— Work request —
The reply should contain the full listing exactly as written and no pictures at all.

— Material for this exercise —

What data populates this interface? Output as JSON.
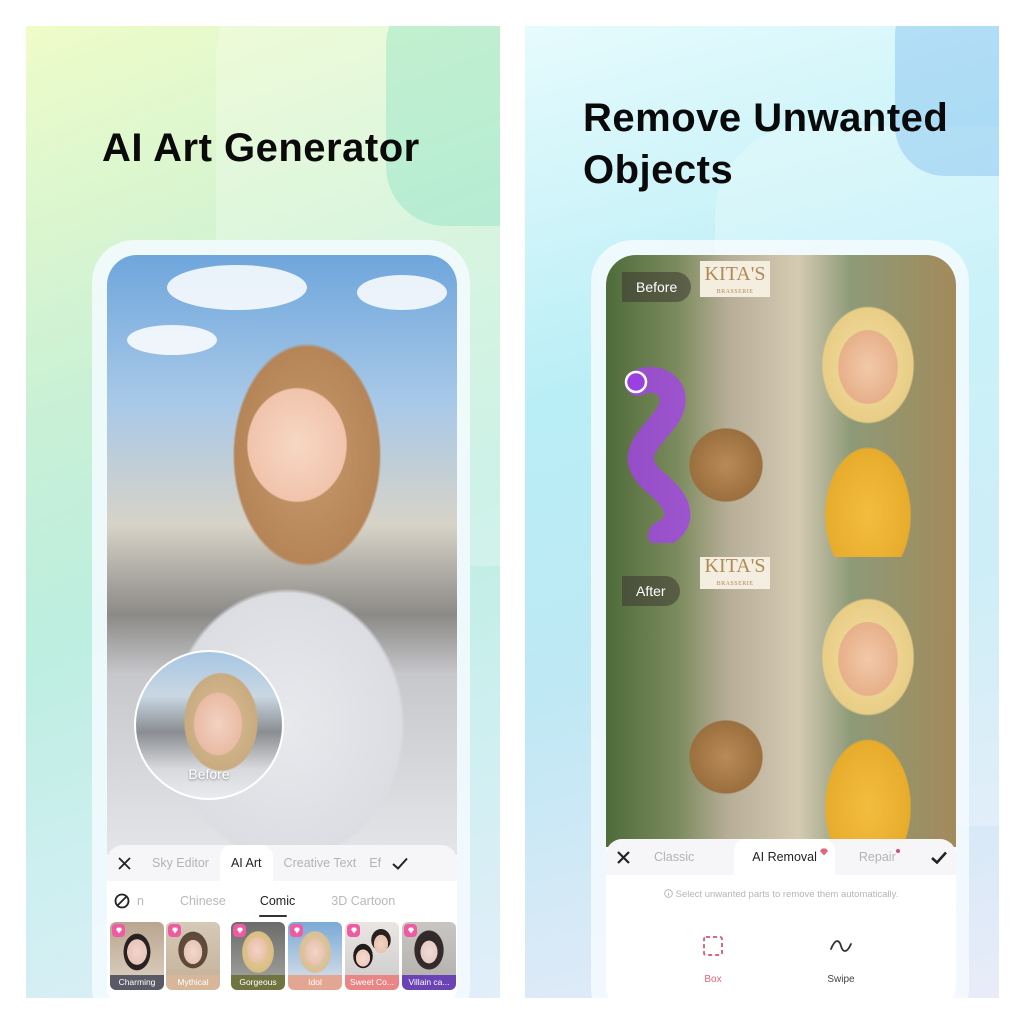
{
  "panels": [
    {
      "headline": "AI Art Generator",
      "phone": {
        "before_label": "Before",
        "toolbar": {
          "close_icon": "close-icon",
          "tabs": [
            {
              "label": "Sky Editor",
              "active": false
            },
            {
              "label": "AI Art",
              "active": true
            },
            {
              "label": "Creative Text",
              "active": false
            },
            {
              "label": "Ef",
              "active": false
            }
          ],
          "confirm_icon": "check-icon"
        },
        "style_tabs": {
          "none_icon": "no-effect-icon",
          "items": [
            {
              "label": "n",
              "active": false
            },
            {
              "label": "Chinese",
              "active": false
            },
            {
              "label": "Comic",
              "active": true
            },
            {
              "label": "3D Cartoon",
              "active": false
            }
          ]
        },
        "styles": [
          {
            "label": "Charming",
            "caption_color": "#5a5a66",
            "premium": true
          },
          {
            "label": "Mythical",
            "caption_color": "#d7b69a",
            "premium": true
          },
          {
            "label": "Gorgeous",
            "caption_color": "#6f7440",
            "premium": true
          },
          {
            "label": "Idol",
            "caption_color": "#e2a793",
            "premium": true
          },
          {
            "label": "Sweet Co...",
            "caption_color": "#e98585",
            "premium": true
          },
          {
            "label": "Villain ca...",
            "caption_color": "#6a44b5",
            "premium": true
          }
        ]
      }
    },
    {
      "headline_line1": "Remove Unwanted",
      "headline_line2": "Objects",
      "phone": {
        "sign_text": "KITA'S",
        "sign_sub": "BRASSERIE",
        "before_label": "Before",
        "after_label": "After",
        "toolbar": {
          "close_icon": "close-icon",
          "tabs": [
            {
              "label": "Classic",
              "active": false
            },
            {
              "label": "AI Removal",
              "active": true,
              "premium": true
            },
            {
              "label": "Repair",
              "active": false,
              "dot": true
            }
          ],
          "confirm_icon": "check-icon"
        },
        "hint": "Select unwanted parts to remove them automatically.",
        "tools": [
          {
            "label": "Box",
            "icon": "dashed-box-icon",
            "active": true
          },
          {
            "label": "Swipe",
            "icon": "swipe-wave-icon",
            "active": false
          }
        ]
      }
    }
  ],
  "colors": {
    "accent_pink": "#e0667f",
    "brush_purple": "#a445e8",
    "premium_badge": "#ef5aa0"
  }
}
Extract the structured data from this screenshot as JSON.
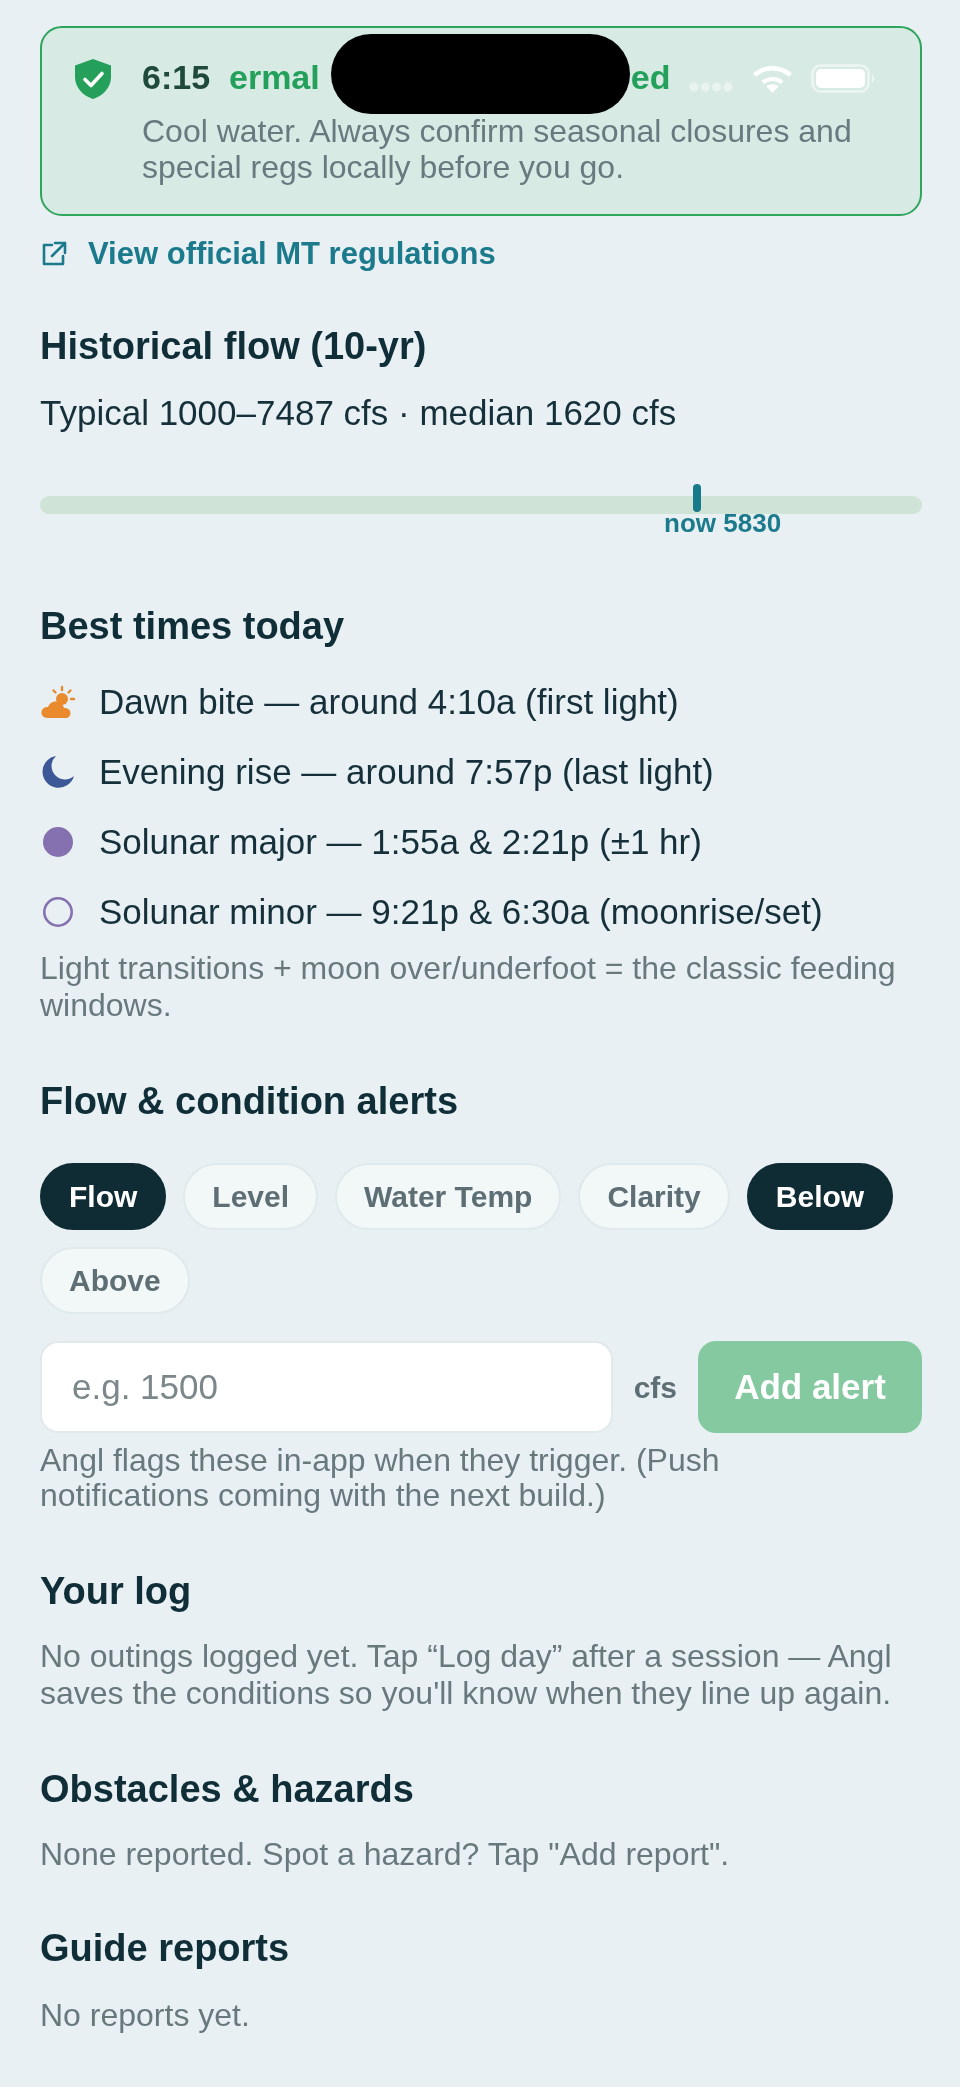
{
  "status_bar": {
    "time": "6:15"
  },
  "notice": {
    "title_start": "ermal",
    "title_end": "ed",
    "body": "Cool water. Always confirm seasonal closures and special regs locally before you go."
  },
  "regulations_link": {
    "label": "View official MT regulations"
  },
  "historical_flow": {
    "heading": "Historical flow (10-yr)",
    "summary": "Typical 1000–7487 cfs · median 1620 cfs",
    "current": {
      "level": 0.745,
      "label": "now 5830"
    }
  },
  "best_times": {
    "heading": "Best times today",
    "items": [
      {
        "kind": "dawn",
        "color": "#e98a2c",
        "text": "Dawn bite — around 4:10a (first light)"
      },
      {
        "kind": "evening",
        "color": "#3c5896",
        "text": "Evening rise — around 7:57p (last light)"
      },
      {
        "kind": "solunar_major",
        "color": "#8570b0",
        "text": "Solunar major — 1:55a & 2:21p (±1 hr)"
      },
      {
        "kind": "solunar_minor",
        "color": "#8570b0",
        "text": "Solunar minor — 9:21p & 6:30a (moonrise/set)"
      }
    ],
    "note": "Light transitions + moon over/underfoot = the classic feeding windows."
  },
  "alerts": {
    "heading": "Flow & condition alerts",
    "metrics": [
      {
        "label": "Flow",
        "selected": true
      },
      {
        "label": "Level",
        "selected": false
      },
      {
        "label": "Water Temp",
        "selected": false
      },
      {
        "label": "Clarity",
        "selected": false
      }
    ],
    "directions": [
      {
        "label": "Below",
        "selected": true
      },
      {
        "label": "Above",
        "selected": false
      }
    ],
    "threshold": {
      "placeholder": "e.g. 1500",
      "unit": "cfs"
    },
    "add_button": {
      "label": "Add alert",
      "disabled": true
    },
    "note": "Angl flags these in-app when they trigger. (Push notifications coming with the next build.)"
  },
  "log": {
    "heading": "Your log",
    "empty_text": "No outings logged yet. Tap “Log day” after a session — Angl saves the conditions so you'll know when they line up again."
  },
  "hazards": {
    "heading": "Obstacles & hazards",
    "empty_text": "None reported. Spot a hazard? Tap \"Add report\"."
  },
  "guide_reports": {
    "heading": "Guide reports",
    "empty_text": "No reports yet."
  }
}
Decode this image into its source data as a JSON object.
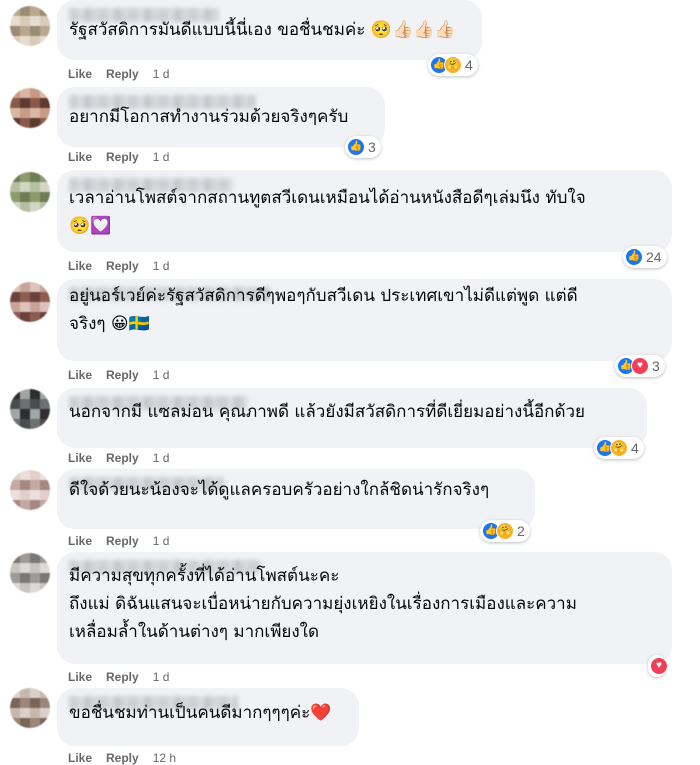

— Result for this task —
What data populates this interface? Output as JSON.
{
  "panels": [
    {
      "headline": "AI Art Generator",
      "phone": {
        "before_label": "Before",
        "toolbar": {
          "close_icon": "close-icon",
          "tabs": [
            {
              "label": "Sky Editor",
              "active": false
            },
            {
              "label": "AI Art",
              "active": true
            },
            {
              "label": "Creative Text",
              "active": false
            },
            {
              "label": "Ef",
              "active": false
            }
          ],
          "confirm_icon": "check-icon"
        },
        "style_tabs": {
          "none_icon": "no-effect-icon",
          "items": [
            {
              "label": "n",
              "active": false
            },
            {
              "label": "Chinese",
              "active": false
            },
            {
              "label": "Comic",
              "active": true
            },
            {
              "label": "3D Cartoon",
              "active": false
            }
          ]
        },
        "styles": [
          {
            "label": "Charming",
            "caption_color": "#5a5a66",
            "premium": true
          },
          {
            "label": "Mythical",
            "caption_color": "#d7b69a",
            "premium": true
          },
          {
            "label": "Gorgeous",
            "caption_color": "#6f7440",
            "premium": true
          },
          {
            "label": "Idol",
            "caption_color": "#e2a793",
            "premium": true
          },
          {
            "label": "Sweet Co...",
            "caption_color": "#e98585",
            "premium": true
          },
          {
            "label": "Villain ca...",
            "caption_color": "#6a44b5",
            "premium": true
          }
        ]
      }
    },
    {
      "headline_line1": "Remove Unwanted",
      "headline_line2": "Objects",
      "phone": {
        "sign_text": "KITA'S",
        "sign_sub": "BRASSERIE",
        "before_label": "Before",
        "after_label": "After",
        "toolbar": {
          "close_icon": "close-icon",
          "tabs": [
            {
              "label": "Classic",
              "active": false
            },
            {
              "label": "AI Removal",
              "active": true,
              "premium": true
            },
            {
              "label": "Repair",
              "active": false,
              "dot": true
            }
          ],
          "confirm_icon": "check-icon"
        },
        "hint": "Select unwanted parts to remove them automatically.",
        "tools": [
          {
            "label": "Box",
            "icon": "dashed-box-icon",
            "active": true
          },
          {
            "label": "Swipe",
            "icon": "swipe-wave-icon",
            "active": false
          }
        ]
      }
    }
  ],
  "colors": {
    "accent_pink": "#e0667f",
    "brush_purple": "#a445e8",
    "premium_badge": "#ef5aa0"
  }
}
Extract the structured data from this screenshot as JSON.
{
  "status_bar": {
    "time": "6:15"
  },
  "notice": {
    "title_start": "ermal",
    "title_end": "ed",
    "body": "Cool water. Always confirm seasonal closures and special regs locally before you go."
  },
  "regulations_link": {
    "label": "View official MT regulations"
  },
  "historical_flow": {
    "heading": "Historical flow (10-yr)",
    "summary": "Typical 1000–7487 cfs · median 1620 cfs",
    "current": {
      "level": 0.745,
      "label": "now 5830"
    }
  },
  "best_times": {
    "heading": "Best times today",
    "items": [
      {
        "kind": "dawn",
        "color": "#e98a2c",
        "text": "Dawn bite — around 4:10a (first light)"
      },
      {
        "kind": "evening",
        "color": "#3c5896",
        "text": "Evening rise — around 7:57p (last light)"
      },
      {
        "kind": "solunar_major",
        "color": "#8570b0",
        "text": "Solunar major — 1:55a & 2:21p (±1 hr)"
      },
      {
        "kind": "solunar_minor",
        "color": "#8570b0",
        "text": "Solunar minor — 9:21p & 6:30a (moonrise/set)"
      }
    ],
    "note": "Light transitions + moon over/underfoot = the classic feeding windows."
  },
  "alerts": {
    "heading": "Flow & condition alerts",
    "metrics": [
      {
        "label": "Flow",
        "selected": true
      },
      {
        "label": "Level",
        "selected": false
      },
      {
        "label": "Water Temp",
        "selected": false
      },
      {
        "label": "Clarity",
        "selected": false
      }
    ],
    "directions": [
      {
        "label": "Below",
        "selected": true
      },
      {
        "label": "Above",
        "selected": false
      }
    ],
    "threshold": {
      "placeholder": "e.g. 1500",
      "unit": "cfs"
    },
    "add_button": {
      "label": "Add alert",
      "disabled": true
    },
    "note": "Angl flags these in-app when they trigger. (Push notifications coming with the next build.)"
  },
  "log": {
    "heading": "Your log",
    "empty_text": "No outings logged yet. Tap “Log day” after a session — Angl saves the conditions so you'll know when they line up again."
  },
  "hazards": {
    "heading": "Obstacles & hazards",
    "empty_text": "None reported. Spot a hazard? Tap \"Add report\"."
  },
  "guide_reports": {
    "heading": "Guide reports",
    "empty_text": "No reports yet."
  }
}
Decode this image into its source data as a JSON object.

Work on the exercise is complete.